4- Consistent but Unpredictable: The best classroom managers know that consistency is important in providing a secure environment. Your procedures and expectations should be consistently applied, but that doesn’t mean that students should outline the chapter every Tuesday and take a test on Friday. Introduce variety into your daily lessons and develop a huge bag of “tricks” and strategies that can be applied in many situations. Soon the students will be eager to find out what will happen next. 5- R U Passionate? If you’re teaching a subject you aren’t wild about, how do you get up in the morning and face the day? Students need to know that you love what you do. The topic you are teaching at the moment may not be your favorite, but you have to let the students know it has value, and you do that by example. Imagine what goes through a kid’s head when he hears.... “This material is hard and it may not be interesting but you have to know it.”…..don’t be guilty of giving them a reason not to learn.

For more information or inspiration: The Firsts Days of School, by Harry Wong Tools for Teaching, by Fred Jones What Great Teachers Do Differently: 14 Things That Matter Most, by Todd Whitaker The Weekly Weird Students love weird science facts and they also like games. So here’s an idea for a weird science game that could make a great bell-ringer for the beginning of class. You may find that student’s can’t wait to find out what’s true and what’s not true so they set out to do some research on their own. Weird Science – Fact or Fiction Collect some unusual science “factoids” or discoveries from the Internet, there are many places where you can do this, just Google. List two on the board or type them on a slip of paper along with a third completely false idea or “fact”. Student Instructions: Select the science “factoid” that’s false, and then write an explanation to justify your answer.

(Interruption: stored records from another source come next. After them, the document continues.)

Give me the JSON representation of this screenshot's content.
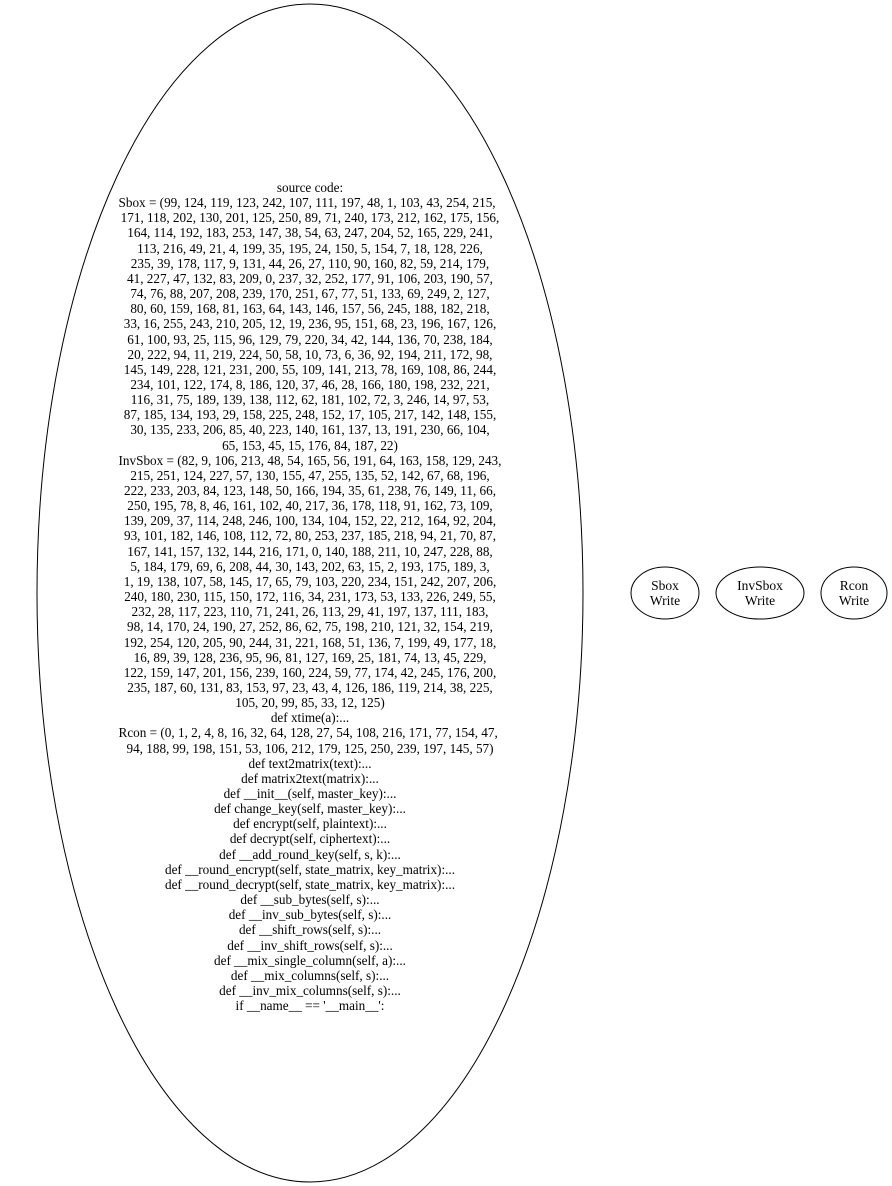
{
  "source_node": {
    "lines": [
      {
        "text": "source code:",
        "align": "center"
      },
      {
        "text": "Sbox = (99, 124, 119, 123, 242, 107, 111, 197, 48, 1, 103, 43, 254, 215,",
        "align": "left"
      },
      {
        "text": "171, 118, 202, 130, 201, 125, 250, 89, 71, 240, 173, 212, 162, 175, 156,",
        "align": "center"
      },
      {
        "text": "164, 114, 192, 183, 253, 147, 38, 54, 63, 247, 204, 52, 165, 229, 241,",
        "align": "center"
      },
      {
        "text": "113, 216, 49, 21, 4, 199, 35, 195, 24, 150, 5, 154, 7, 18, 128, 226,",
        "align": "center"
      },
      {
        "text": "235, 39, 178, 117, 9, 131, 44, 26, 27, 110, 90, 160, 82, 59, 214, 179,",
        "align": "center"
      },
      {
        "text": "41, 227, 47, 132, 83, 209, 0, 237, 32, 252, 177, 91, 106, 203, 190, 57,",
        "align": "center"
      },
      {
        "text": "74, 76, 88, 207, 208, 239, 170, 251, 67, 77, 51, 133, 69, 249, 2, 127,",
        "align": "center"
      },
      {
        "text": "80, 60, 159, 168, 81, 163, 64, 143, 146, 157, 56, 245, 188, 182, 218,",
        "align": "center"
      },
      {
        "text": "33, 16, 255, 243, 210, 205, 12, 19, 236, 95, 151, 68, 23, 196, 167, 126,",
        "align": "center"
      },
      {
        "text": "61, 100, 93, 25, 115, 96, 129, 79, 220, 34, 42, 144, 136, 70, 238, 184,",
        "align": "center"
      },
      {
        "text": "20, 222, 94, 11, 219, 224, 50, 58, 10, 73, 6, 36, 92, 194, 211, 172, 98,",
        "align": "center"
      },
      {
        "text": "145, 149, 228, 121, 231, 200, 55, 109, 141, 213, 78, 169, 108, 86, 244,",
        "align": "center"
      },
      {
        "text": "234, 101, 122, 174, 8, 186, 120, 37, 46, 28, 166, 180, 198, 232, 221,",
        "align": "center"
      },
      {
        "text": "116, 31, 75, 189, 139, 138, 112, 62, 181, 102, 72, 3, 246, 14, 97, 53,",
        "align": "center"
      },
      {
        "text": "87, 185, 134, 193, 29, 158, 225, 248, 152, 17, 105, 217, 142, 148, 155,",
        "align": "center"
      },
      {
        "text": "30, 135, 233, 206, 85, 40, 223, 140, 161, 137, 13, 191, 230, 66, 104,",
        "align": "center"
      },
      {
        "text": "65, 153, 45, 15, 176, 84, 187, 22)",
        "align": "center"
      },
      {
        "text": "InvSbox = (82, 9, 106, 213, 48, 54, 165, 56, 191, 64, 163, 158, 129, 243,",
        "align": "left"
      },
      {
        "text": "215, 251, 124, 227, 57, 130, 155, 47, 255, 135, 52, 142, 67, 68, 196,",
        "align": "center"
      },
      {
        "text": "222, 233, 203, 84, 123, 148, 50, 166, 194, 35, 61, 238, 76, 149, 11, 66,",
        "align": "center"
      },
      {
        "text": "250, 195, 78, 8, 46, 161, 102, 40, 217, 36, 178, 118, 91, 162, 73, 109,",
        "align": "center"
      },
      {
        "text": "139, 209, 37, 114, 248, 246, 100, 134, 104, 152, 22, 212, 164, 92, 204,",
        "align": "center"
      },
      {
        "text": "93, 101, 182, 146, 108, 112, 72, 80, 253, 237, 185, 218, 94, 21, 70, 87,",
        "align": "center"
      },
      {
        "text": "167, 141, 157, 132, 144, 216, 171, 0, 140, 188, 211, 10, 247, 228, 88,",
        "align": "center"
      },
      {
        "text": "5, 184, 179, 69, 6, 208, 44, 30, 143, 202, 63, 15, 2, 193, 175, 189, 3,",
        "align": "center"
      },
      {
        "text": "1, 19, 138, 107, 58, 145, 17, 65, 79, 103, 220, 234, 151, 242, 207, 206,",
        "align": "center"
      },
      {
        "text": "240, 180, 230, 115, 150, 172, 116, 34, 231, 173, 53, 133, 226, 249, 55,",
        "align": "center"
      },
      {
        "text": "232, 28, 117, 223, 110, 71, 241, 26, 113, 29, 41, 197, 137, 111, 183,",
        "align": "center"
      },
      {
        "text": "98, 14, 170, 24, 190, 27, 252, 86, 62, 75, 198, 210, 121, 32, 154, 219,",
        "align": "center"
      },
      {
        "text": "192, 254, 120, 205, 90, 244, 31, 221, 168, 51, 136, 7, 199, 49, 177, 18,",
        "align": "center"
      },
      {
        "text": "16, 89, 39, 128, 236, 95, 96, 81, 127, 169, 25, 181, 74, 13, 45, 229,",
        "align": "center"
      },
      {
        "text": "122, 159, 147, 201, 156, 239, 160, 224, 59, 77, 174, 42, 245, 176, 200,",
        "align": "center"
      },
      {
        "text": "235, 187, 60, 131, 83, 153, 97, 23, 43, 4, 126, 186, 119, 214, 38, 225,",
        "align": "center"
      },
      {
        "text": "105, 20, 99, 85, 33, 12, 125)",
        "align": "center"
      },
      {
        "text": "def xtime(a):...",
        "align": "center"
      },
      {
        "text": "Rcon = (0, 1, 2, 4, 8, 16, 32, 64, 128, 27, 54, 108, 216, 171, 77, 154, 47,",
        "align": "left"
      },
      {
        "text": "94, 188, 99, 198, 151, 53, 106, 212, 179, 125, 250, 239, 197, 145, 57)",
        "align": "center"
      },
      {
        "text": "def text2matrix(text):...",
        "align": "center"
      },
      {
        "text": "def matrix2text(matrix):...",
        "align": "center"
      },
      {
        "text": "def __init__(self, master_key):...",
        "align": "center"
      },
      {
        "text": "def change_key(self, master_key):...",
        "align": "center"
      },
      {
        "text": "def encrypt(self, plaintext):...",
        "align": "center"
      },
      {
        "text": "def decrypt(self, ciphertext):...",
        "align": "center"
      },
      {
        "text": "def __add_round_key(self, s, k):...",
        "align": "center"
      },
      {
        "text": "def __round_encrypt(self, state_matrix, key_matrix):...",
        "align": "center"
      },
      {
        "text": "def __round_decrypt(self, state_matrix, key_matrix):...",
        "align": "center"
      },
      {
        "text": "def __sub_bytes(self, s):...",
        "align": "center"
      },
      {
        "text": "def __inv_sub_bytes(self, s):...",
        "align": "center"
      },
      {
        "text": "def __shift_rows(self, s):...",
        "align": "center"
      },
      {
        "text": "def __inv_shift_rows(self, s):...",
        "align": "center"
      },
      {
        "text": "def __mix_single_column(self, a):...",
        "align": "center"
      },
      {
        "text": "def __mix_columns(self, s):...",
        "align": "center"
      },
      {
        "text": "def __inv_mix_columns(self, s):...",
        "align": "center"
      },
      {
        "text": "if __name__ == '__main__':",
        "align": "center"
      }
    ]
  },
  "side_nodes": [
    {
      "id": "sbox-write",
      "line1": "Sbox",
      "line2": "Write"
    },
    {
      "id": "invsbox-write",
      "line1": "InvSbox",
      "line2": "Write"
    },
    {
      "id": "rcon-write",
      "line1": "Rcon",
      "line2": "Write"
    }
  ],
  "colors": {
    "stroke": "#000000",
    "background": "#ffffff",
    "text": "#000000"
  }
}
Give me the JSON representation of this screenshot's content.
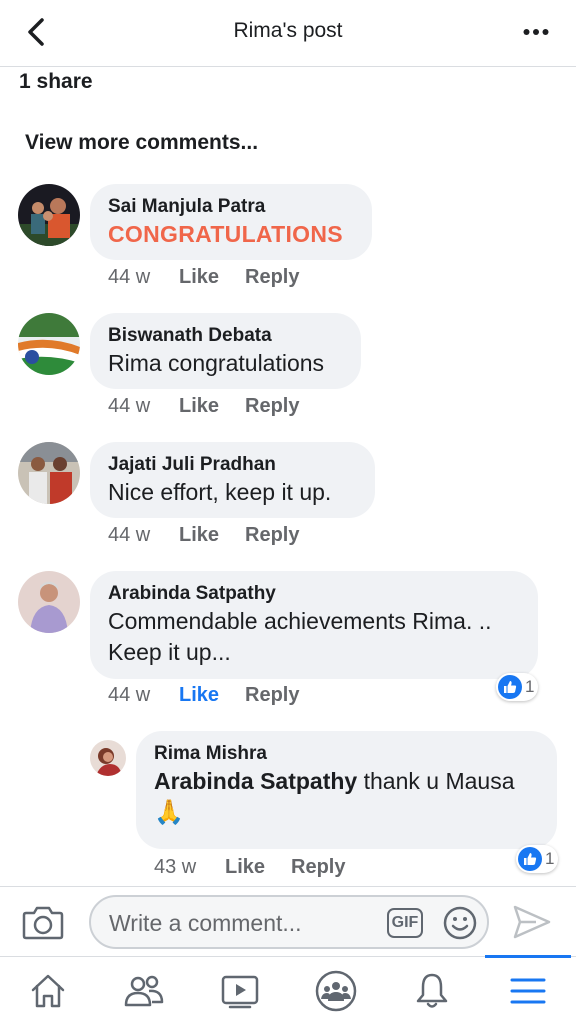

Here’s some facts to get you started. (They are all true, you supply the false “factoids”.) 1234-

If a tiger goes bald he will still have stripes, the stripes also represent bands of colored pigment on the skin. Right-handed people live an average of 9 years longer than left-handed people. Analysis of weather data shows that Tuesday is the rainiest day of the week. A man from Syria set a Guinness record by putting 22 scorpions in his mouth, and both he and the scorpions survived. 5- Kangaroo means “I don’t understand”. Europeans called them kangaroos after Australian aboriginies used the word when asked what they were called. 6- Rats can’t regurgitate or belch! 7- The blood vessels in one human body would circle the globe 2.5 times. 8- The average person accidentally eats 430 bugs every year. 9- On average women say 7000 words a day, but men say only 2000. 10- The petals of the world’s largest flower are 1.5 feet across. 11- Approximately 80% of all the scientists that have ever lived, are alive today.


October Science Newsletter